areas in isolation to rest of the organisation. It is important to interpret these figures in the correct perspective, bringing into the examination qualitative factors such as general economic conditions, the unique characteristics of the nonprofit sector and the position of the organisation being investigated within the sector and in relation to its own historical and cultural evolution. There are also inherent limitations in the financial statement data which is used for the calculation of these ratios. Since many NPOs are not subject to accounting regulation (Sievers, 1996), the way in which its reports have been presented is entirely at the discretion of those preparing them. This means that there may be difficulties with uniformity in reporting. Even the words may be taken to mean different things. Alternatively, a term used in a financial report, may not be given the same meaning by the reader as was intended by the preparer. Furthermore, the focus of operations changes over time, making comparisons difficult. It is not just the preparation of the reports which may be different over time, but also the accounting practices used by the organisation. A further limitation is that of historical cost accounting. There are a number of levels of dollars in the balance sheet, with assets such as accounts receivable being stated in current dollars and non-current assets such as land being stated at historic cost. This makes comparative analysis across years difficult, particularly with the varying inflation rates of the past eighty years. In the 1920s, inflation rates were not even considered; in the 1970s, inflation was in double digit figures; today, it is between one and three percent. Given these limitations, it is important that the interpretation of financial ratios be tempered with consideration of the underlying data quality, the effects of flexibility in accounting, and the limitations o f historical cost accounting (Herzlinger and Nitterhouse, 1994, p. 170). In order to operationalise this model, these ratios must be calculated and analysed for the individual organisation. Ideally, historical data, possibly for up to ten years, should be considered in developing trend analysis for

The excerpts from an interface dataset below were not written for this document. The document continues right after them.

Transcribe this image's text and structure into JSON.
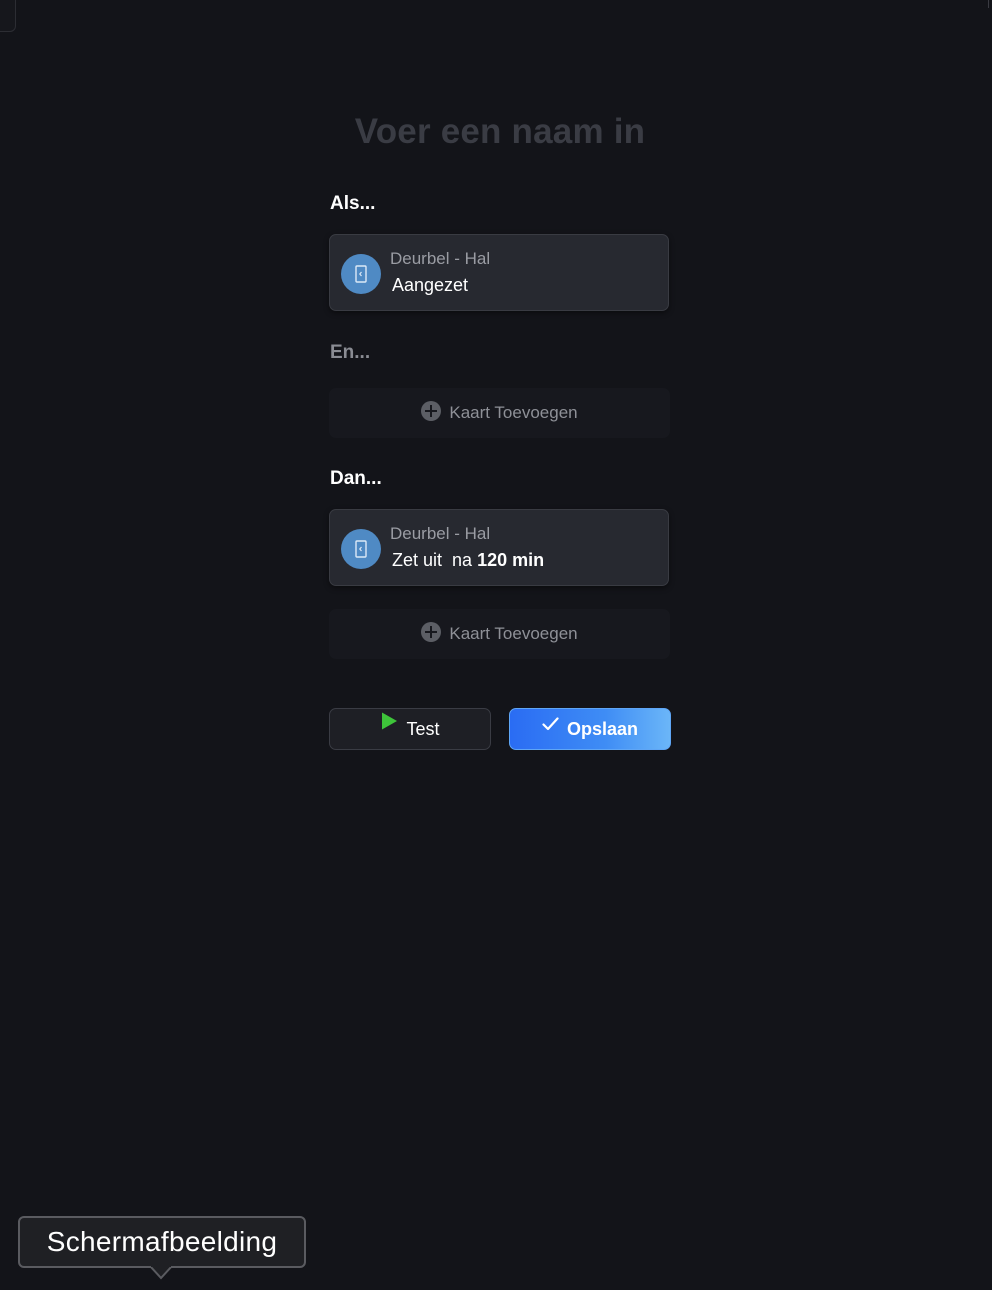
{
  "flow": {
    "name_placeholder": "Voer een naam in"
  },
  "sections": {
    "when_label": "Als...",
    "and_label": "En...",
    "then_label": "Dan..."
  },
  "trigger_card": {
    "device": "Deurbel - Hal",
    "action": "Aangezet",
    "icon": "door-icon",
    "icon_color": "#4f8ac4"
  },
  "action_card": {
    "device": "Deurbel - Hal",
    "action": "Zet uit",
    "delay_prefix": "na",
    "delay_value": "120 min",
    "icon": "door-icon",
    "icon_color": "#4f8ac4"
  },
  "add_card_label": "Kaart Toevoegen",
  "buttons": {
    "test_label": "Test",
    "save_label": "Opslaan"
  },
  "colors": {
    "background": "#131419",
    "accent_blue": "#2a6cf3",
    "play_green": "#3ec43a"
  },
  "tooltip": {
    "text": "Schermafbeelding"
  }
}
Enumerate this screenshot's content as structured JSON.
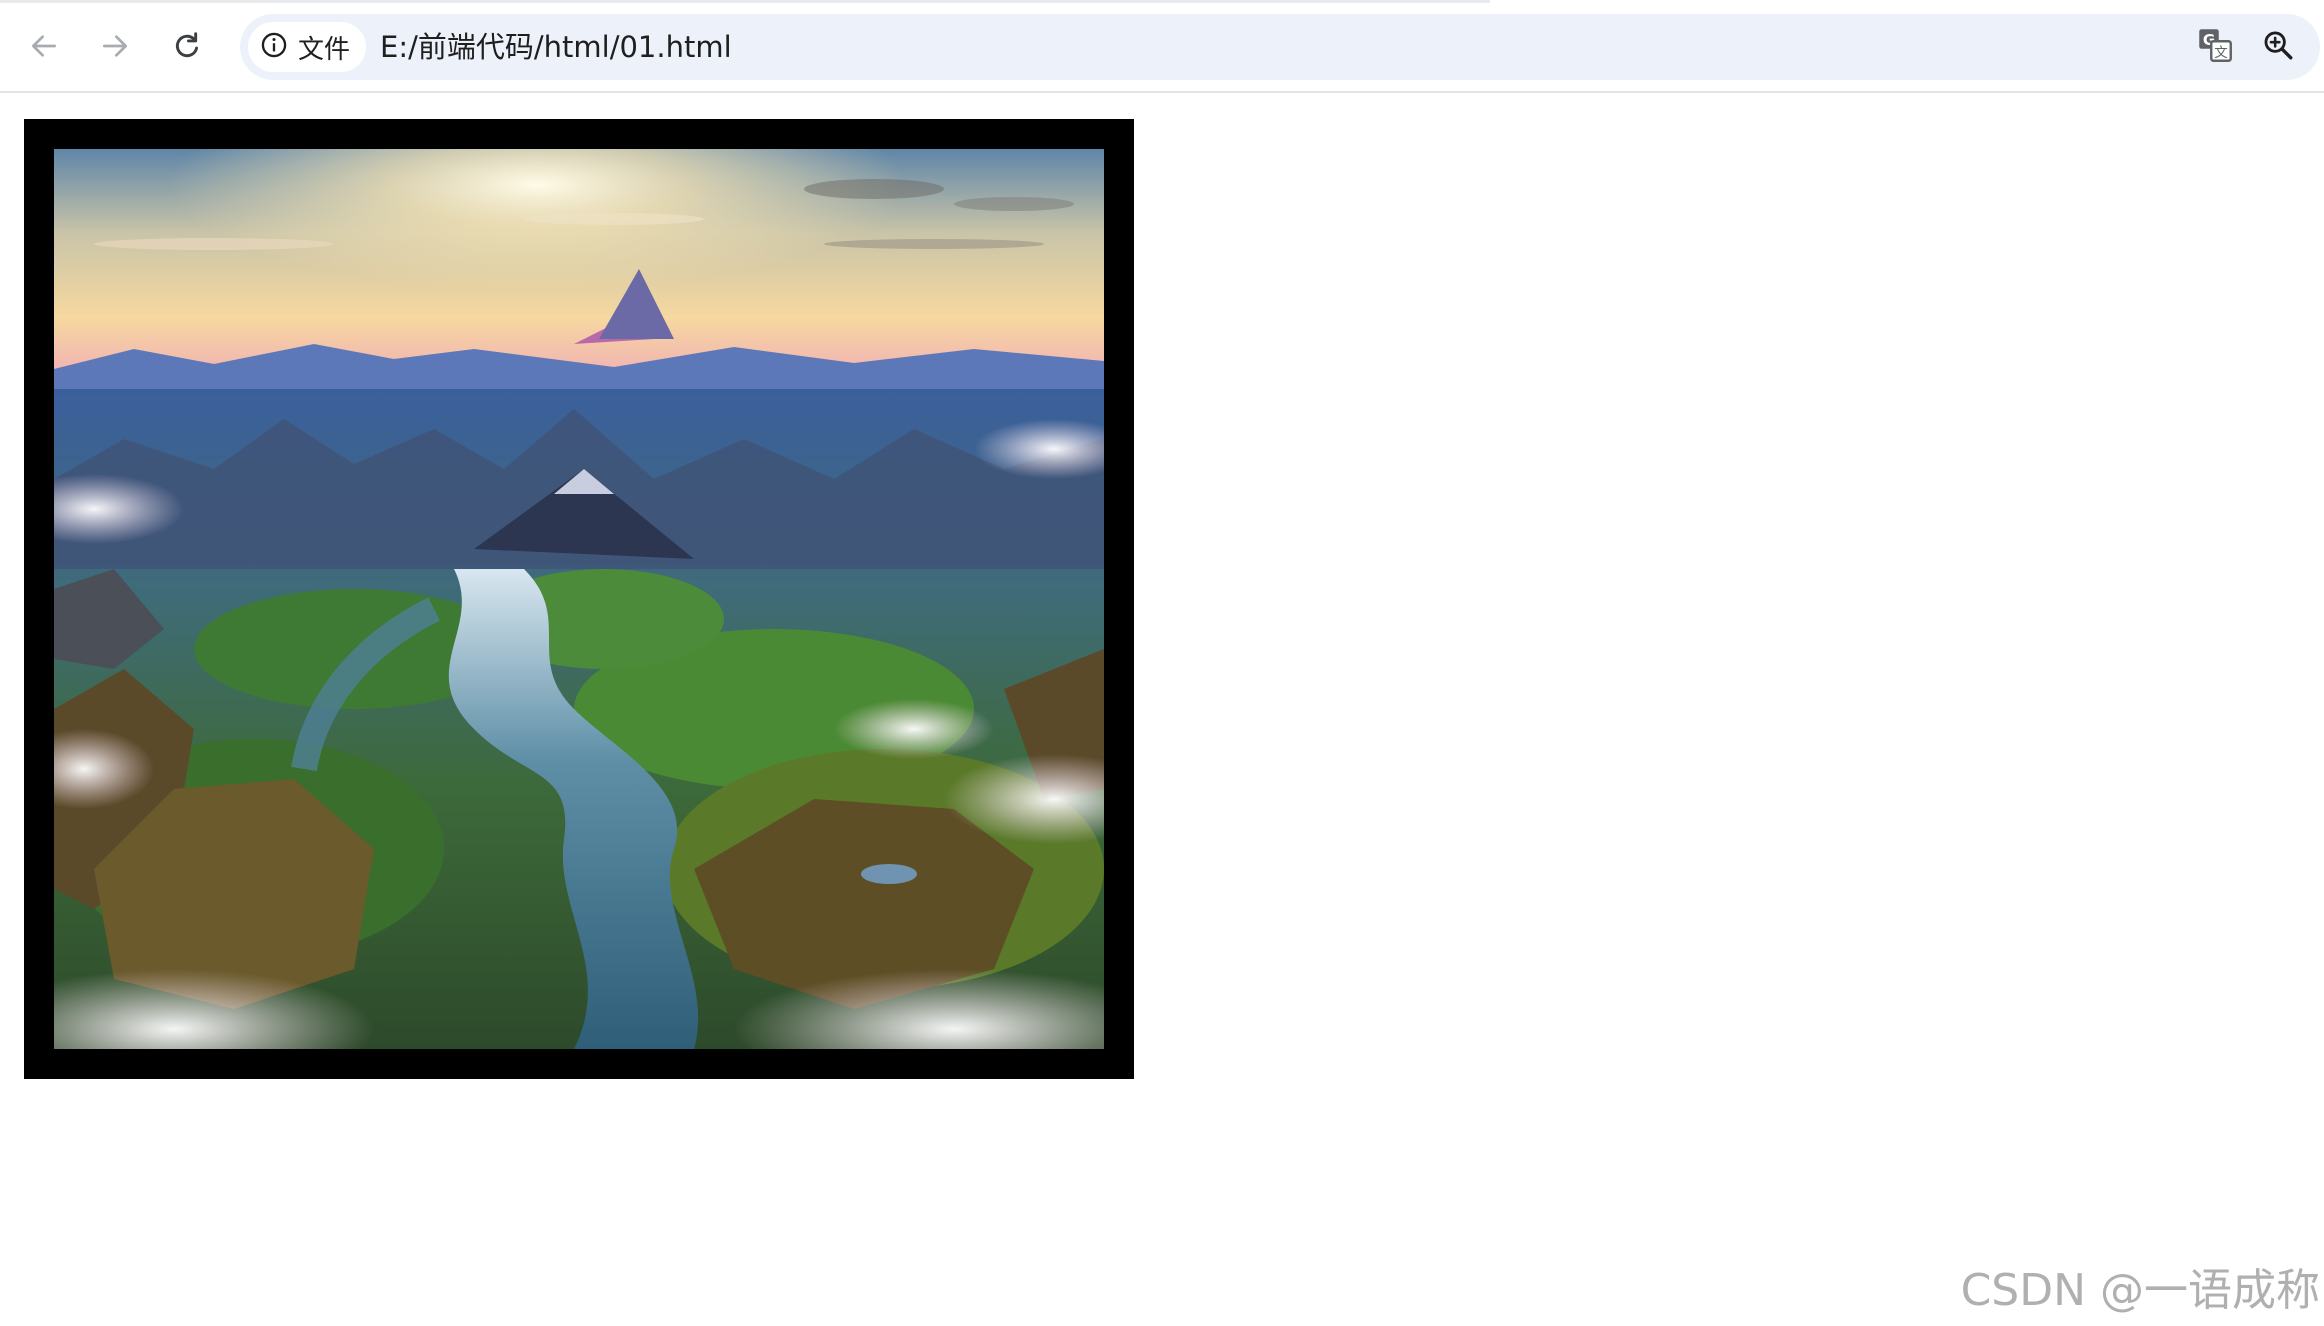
{
  "toolbar": {
    "back_icon": "arrow-left-icon",
    "forward_icon": "arrow-right-icon",
    "reload_icon": "reload-icon"
  },
  "address_bar": {
    "site_info_icon": "info-circle-icon",
    "site_info_label": "文件",
    "url": "E:/前端代码/html/01.html",
    "translate_icon": "translate-icon",
    "zoom_icon": "zoom-in-icon"
  },
  "page": {
    "image": {
      "icon": "fantasy-landscape-image",
      "frame_color": "#000000"
    }
  },
  "watermark": {
    "text": "CSDN @一语成称"
  },
  "colors": {
    "omnibox_bg": "#edf2fa",
    "chip_bg": "#ffffff",
    "text": "#1f1f1f"
  }
}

the NPO. This would enhance the measurement of organisational strengths and weaknesses, and identification of planning activities on which it is necessary that the organisation focus in order to revive its financial profile in relation to its mission. Statement of the Problem Cement industry represents an important segment of the Indian economy. This industry has been caught in a vicious down cycle that has rendered operations unviable. Some of the Cement producing companies has recently reported reduction in profits and in some cases even losses. The India Cements Ltd incurred losses in 2002. One possible reason for such down cycle might be poor financial health. Since the cement producing companies face threats to their viability, this study bears a relevance to the present day problems. Objectives: a) To examine the overall financial performance of India Cements Ltd, and b) To predict the financial health and viability of the India Cements Ltd. Conclusion The financial health plays a significant role in the successful functioning of a firm. Poor financial health threatens very survival and leads to business failure. Most of the cement producing companies in India has been caught in a vicious down cycle facing a threat to their viability. Therefore, financial health of cement companies has been subject to empirical investigation. In this study an attempt has been made to determine the combined effect of various financial ratios with the help of MDA. The estimated discriminate function could be of great use for the management in ascertaining the financial health. This study would also be useful to all companies, policy makers and researchers for appraising financial health of corporate sector in general and cement companies in particular.